» **What to work on**
Where does the word "this" appear in the entries below? Copy each line that holds it.

Website and app data records:

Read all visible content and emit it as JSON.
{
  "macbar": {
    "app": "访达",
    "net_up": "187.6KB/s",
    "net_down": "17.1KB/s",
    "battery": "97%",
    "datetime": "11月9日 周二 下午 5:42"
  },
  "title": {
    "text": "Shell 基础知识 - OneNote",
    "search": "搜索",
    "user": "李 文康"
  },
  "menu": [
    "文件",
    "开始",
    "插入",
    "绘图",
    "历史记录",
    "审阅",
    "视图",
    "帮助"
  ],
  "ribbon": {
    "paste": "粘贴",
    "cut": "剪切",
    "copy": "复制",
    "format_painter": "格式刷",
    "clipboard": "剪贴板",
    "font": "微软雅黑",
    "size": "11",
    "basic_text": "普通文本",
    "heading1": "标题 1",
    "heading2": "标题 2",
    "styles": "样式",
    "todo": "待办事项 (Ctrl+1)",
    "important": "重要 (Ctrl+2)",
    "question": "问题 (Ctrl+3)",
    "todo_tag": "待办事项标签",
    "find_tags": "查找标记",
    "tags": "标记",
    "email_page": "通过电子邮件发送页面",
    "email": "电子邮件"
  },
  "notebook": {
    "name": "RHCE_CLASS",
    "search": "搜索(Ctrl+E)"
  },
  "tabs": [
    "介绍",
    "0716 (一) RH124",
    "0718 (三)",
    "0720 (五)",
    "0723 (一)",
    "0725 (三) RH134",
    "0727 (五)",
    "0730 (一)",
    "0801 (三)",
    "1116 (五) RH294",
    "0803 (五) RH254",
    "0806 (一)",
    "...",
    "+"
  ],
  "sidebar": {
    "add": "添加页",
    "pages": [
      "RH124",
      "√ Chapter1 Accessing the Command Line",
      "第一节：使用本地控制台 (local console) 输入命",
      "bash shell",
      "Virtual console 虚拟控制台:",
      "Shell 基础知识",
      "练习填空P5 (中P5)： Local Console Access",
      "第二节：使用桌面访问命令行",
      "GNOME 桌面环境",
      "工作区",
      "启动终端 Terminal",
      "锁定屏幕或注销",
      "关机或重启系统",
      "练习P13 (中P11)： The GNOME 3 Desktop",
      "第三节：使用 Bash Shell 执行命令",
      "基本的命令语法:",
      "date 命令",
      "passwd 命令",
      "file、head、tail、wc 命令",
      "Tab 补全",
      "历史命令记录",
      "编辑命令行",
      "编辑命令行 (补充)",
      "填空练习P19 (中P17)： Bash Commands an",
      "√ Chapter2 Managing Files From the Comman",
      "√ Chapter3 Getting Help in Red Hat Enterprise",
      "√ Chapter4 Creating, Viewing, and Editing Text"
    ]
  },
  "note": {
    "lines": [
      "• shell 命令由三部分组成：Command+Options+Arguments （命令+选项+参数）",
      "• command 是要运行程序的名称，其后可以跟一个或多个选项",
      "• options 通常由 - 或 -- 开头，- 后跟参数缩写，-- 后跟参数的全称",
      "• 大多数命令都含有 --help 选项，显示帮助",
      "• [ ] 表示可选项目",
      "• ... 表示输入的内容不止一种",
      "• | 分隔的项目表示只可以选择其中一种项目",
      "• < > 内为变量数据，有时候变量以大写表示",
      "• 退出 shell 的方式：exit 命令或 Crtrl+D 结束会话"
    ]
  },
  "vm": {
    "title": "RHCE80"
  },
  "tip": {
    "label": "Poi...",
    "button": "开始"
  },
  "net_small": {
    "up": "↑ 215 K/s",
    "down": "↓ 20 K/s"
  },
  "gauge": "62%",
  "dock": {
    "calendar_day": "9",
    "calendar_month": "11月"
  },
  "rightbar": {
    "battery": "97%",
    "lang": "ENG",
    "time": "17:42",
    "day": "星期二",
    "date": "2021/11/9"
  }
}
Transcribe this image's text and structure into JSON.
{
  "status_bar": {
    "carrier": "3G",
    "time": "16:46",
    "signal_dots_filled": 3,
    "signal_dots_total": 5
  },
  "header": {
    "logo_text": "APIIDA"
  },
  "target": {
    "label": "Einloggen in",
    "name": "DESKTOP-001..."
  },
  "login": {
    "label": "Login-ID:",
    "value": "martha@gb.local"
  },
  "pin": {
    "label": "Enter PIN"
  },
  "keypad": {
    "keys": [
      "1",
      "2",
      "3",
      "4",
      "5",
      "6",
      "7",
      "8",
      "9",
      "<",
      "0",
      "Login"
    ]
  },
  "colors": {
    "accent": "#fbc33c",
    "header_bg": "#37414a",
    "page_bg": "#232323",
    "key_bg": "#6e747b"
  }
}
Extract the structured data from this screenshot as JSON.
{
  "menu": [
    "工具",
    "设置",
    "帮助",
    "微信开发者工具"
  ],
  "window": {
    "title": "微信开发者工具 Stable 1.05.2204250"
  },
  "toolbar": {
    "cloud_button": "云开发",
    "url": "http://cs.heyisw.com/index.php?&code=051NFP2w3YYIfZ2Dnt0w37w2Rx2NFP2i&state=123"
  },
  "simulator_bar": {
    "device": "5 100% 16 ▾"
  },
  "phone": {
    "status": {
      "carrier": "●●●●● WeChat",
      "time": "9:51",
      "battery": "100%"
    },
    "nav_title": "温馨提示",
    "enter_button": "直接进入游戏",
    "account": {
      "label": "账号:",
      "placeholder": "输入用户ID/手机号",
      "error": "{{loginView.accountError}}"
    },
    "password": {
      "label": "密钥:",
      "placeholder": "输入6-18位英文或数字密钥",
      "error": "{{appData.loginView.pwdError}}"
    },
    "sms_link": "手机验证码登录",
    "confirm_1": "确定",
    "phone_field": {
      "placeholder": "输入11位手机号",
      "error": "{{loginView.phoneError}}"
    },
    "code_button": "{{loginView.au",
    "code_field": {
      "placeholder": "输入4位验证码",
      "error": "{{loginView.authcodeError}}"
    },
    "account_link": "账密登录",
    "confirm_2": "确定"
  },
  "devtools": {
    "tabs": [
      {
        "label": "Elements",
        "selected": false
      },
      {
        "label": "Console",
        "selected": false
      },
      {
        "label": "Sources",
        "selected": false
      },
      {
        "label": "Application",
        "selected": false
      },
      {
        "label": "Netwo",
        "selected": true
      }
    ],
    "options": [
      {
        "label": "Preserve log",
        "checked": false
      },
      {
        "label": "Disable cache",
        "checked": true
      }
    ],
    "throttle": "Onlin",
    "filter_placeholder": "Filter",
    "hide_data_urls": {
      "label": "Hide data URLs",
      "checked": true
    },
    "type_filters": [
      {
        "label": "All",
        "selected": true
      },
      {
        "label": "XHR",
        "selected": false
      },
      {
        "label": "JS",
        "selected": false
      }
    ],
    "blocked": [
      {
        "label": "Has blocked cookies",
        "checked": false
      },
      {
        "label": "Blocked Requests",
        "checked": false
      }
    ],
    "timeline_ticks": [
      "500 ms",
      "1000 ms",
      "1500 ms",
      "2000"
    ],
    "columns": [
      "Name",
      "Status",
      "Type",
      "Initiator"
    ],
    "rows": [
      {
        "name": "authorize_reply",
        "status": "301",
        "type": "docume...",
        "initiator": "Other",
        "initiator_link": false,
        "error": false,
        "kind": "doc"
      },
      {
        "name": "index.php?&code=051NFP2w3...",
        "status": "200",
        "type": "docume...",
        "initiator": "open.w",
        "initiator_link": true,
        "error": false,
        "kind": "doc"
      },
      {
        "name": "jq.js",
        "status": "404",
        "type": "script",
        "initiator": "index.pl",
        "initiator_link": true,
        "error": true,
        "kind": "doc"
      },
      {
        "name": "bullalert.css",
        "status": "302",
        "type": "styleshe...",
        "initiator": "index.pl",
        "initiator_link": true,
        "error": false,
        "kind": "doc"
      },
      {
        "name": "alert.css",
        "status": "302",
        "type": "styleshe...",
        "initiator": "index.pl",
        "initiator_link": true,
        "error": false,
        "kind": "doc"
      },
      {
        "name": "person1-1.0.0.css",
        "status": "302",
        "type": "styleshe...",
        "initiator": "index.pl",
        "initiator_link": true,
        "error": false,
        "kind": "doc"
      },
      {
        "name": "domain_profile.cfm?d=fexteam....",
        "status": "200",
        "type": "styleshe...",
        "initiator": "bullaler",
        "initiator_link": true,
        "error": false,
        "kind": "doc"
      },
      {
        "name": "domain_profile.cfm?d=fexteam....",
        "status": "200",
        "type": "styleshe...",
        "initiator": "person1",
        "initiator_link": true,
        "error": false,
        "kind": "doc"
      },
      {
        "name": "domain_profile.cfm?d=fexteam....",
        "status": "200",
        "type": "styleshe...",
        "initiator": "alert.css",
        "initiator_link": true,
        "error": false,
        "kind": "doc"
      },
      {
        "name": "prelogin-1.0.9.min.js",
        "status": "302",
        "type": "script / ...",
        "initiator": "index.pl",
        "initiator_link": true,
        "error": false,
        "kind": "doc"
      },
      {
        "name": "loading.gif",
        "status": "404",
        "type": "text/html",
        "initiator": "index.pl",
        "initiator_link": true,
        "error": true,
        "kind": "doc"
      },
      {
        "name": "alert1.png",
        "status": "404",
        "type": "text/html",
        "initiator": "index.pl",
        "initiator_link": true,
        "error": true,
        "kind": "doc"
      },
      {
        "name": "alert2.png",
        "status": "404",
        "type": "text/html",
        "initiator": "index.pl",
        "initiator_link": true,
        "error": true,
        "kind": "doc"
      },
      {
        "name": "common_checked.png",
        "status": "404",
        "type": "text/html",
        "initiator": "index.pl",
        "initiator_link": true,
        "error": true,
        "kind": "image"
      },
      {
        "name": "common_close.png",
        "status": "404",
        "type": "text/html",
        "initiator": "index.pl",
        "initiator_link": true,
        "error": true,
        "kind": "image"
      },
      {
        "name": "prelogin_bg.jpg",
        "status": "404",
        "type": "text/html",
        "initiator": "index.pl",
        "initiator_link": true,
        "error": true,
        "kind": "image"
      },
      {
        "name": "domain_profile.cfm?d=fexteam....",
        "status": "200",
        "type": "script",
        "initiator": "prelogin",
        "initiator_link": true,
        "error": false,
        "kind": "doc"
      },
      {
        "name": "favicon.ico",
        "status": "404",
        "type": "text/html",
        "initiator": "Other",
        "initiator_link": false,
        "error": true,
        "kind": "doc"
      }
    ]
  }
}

» **Problem solution**
Transcribe this image's text and structure into JSON.
Extract the structured data from this screenshot as JSON.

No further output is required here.